THREE-DIMENSIONAL TELEVISION SYSTEM (Aug, 1953)
Why use those annoying glasses when you could stare through slits cut in a pipe?
THREE-DIMENSIONAL TELEVISION SYSTEM
By Paul A. O’Neal
YOUR FIRST LOOK at 3-D TV will be just as startling and realistic as when you first viewed the new 3-D movies at your local motion-picture theater.
Three-dimensional vision is actually easy to accomplish on television. Whereas in cinematography there are many problems in producing 3-D in large auditoriums, TV can be utilized in a small room and need provide for only a few viewers at any one time. There is no need for using two films and keeping them matched, and no wide-angle screen or throw-away Polaroid glasses are required.
Actually, in TV we have to provide only a simple system whereby basically the images come alternately from the left and the right lens at the transmitting station. This may be accomplished by using any efficient system of optics which will put an image from one lens on the TV-camera plate immediately followed by the alternate lens image, or it may be accomplished with two television cameras switched electronically.

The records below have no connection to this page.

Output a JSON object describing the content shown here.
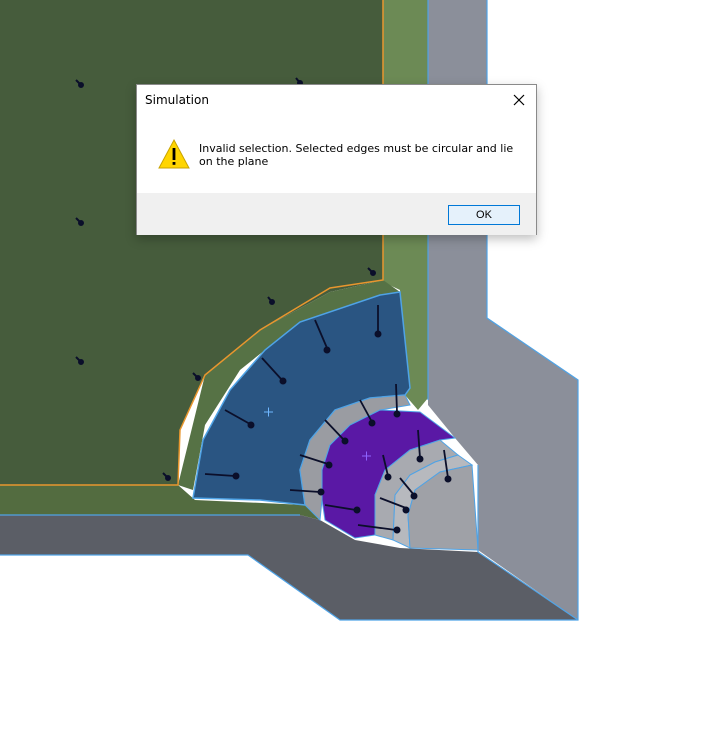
{
  "dialog": {
    "title": "Simulation",
    "message": "Invalid selection. Selected edges must be circular and lie on the plane",
    "ok_label": "OK",
    "icon": "warning-icon"
  },
  "viewport": {
    "description_icons": [
      "load-arrow-icon",
      "center-mark-icon"
    ]
  },
  "colors": {
    "green_face": "#465c3c",
    "blue_face": "#2a5582",
    "purple_face": "#5a18a5",
    "gray_face": "#8c909a",
    "dark_gray_face": "#5b5e66",
    "edge_highlight": "#4fa3e6",
    "orange_edge": "#e8962e"
  }
}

In any event, the two lenses should be approximately as far apart as the human eyes. It is desirable to make the image not only appear to have three dimensions in the television receiver, but also to make it protrude out of the screen so the announcer seems to hold his hand out into the room. This startling illusion is illustrated in Fig. 3. You have the desire to shake hands with him, or to reach out and grasp a box of candy that he may offer. This illusion may be exaggerated by having the pickup lenses farther apart than the eyes of the viewer. In the days to come, the expert stereo-TV cameraman will have to know his angles and protrusions.
The principles recently demonstrated by U. A. Sanabria at American Television Inc., involve the basic system illustrated in the block diagram, Fig. 1. A square-wave generator alternately cuts off electronically first one camera, then the other, producing 15 images from each camera. Then these are transmitted in the usual fashion using the same impulses, and nothing need be done to upset the transmitting standards. This studio arrangement with the TV-picture cameras and the 3-D periscope is being inspected and checked by Mr. Sanabria in photos C and D.
At the receiving end, photos A and B, the television receiver does not have to be touched. The picture-viewing device is tubular in form, and the experimental model employs an ordinary magnetic synchronous motor which is used to twirl a little piece of metal called a butterfly. When this flat piece of metal, with a cutout in each alternate corner flops over, it opens the right eye first, then the left one in step with the electric switch at the camera end. Since all TV stations are local, the ordinary 60-cycle power system will be adequate for general use.
Mr. Sanabria states that it is possible to utilize many tricks to eliminate the mechanical “lorgnette,” and suggests a checkerboard system of Polaroid, Fig. 2, having a right and left alternate series of checkers, and then using interdots at the transmitter to correspond with every other image. Then, with ordinary Polaroid spectacles, no moving parts have to be used. * * *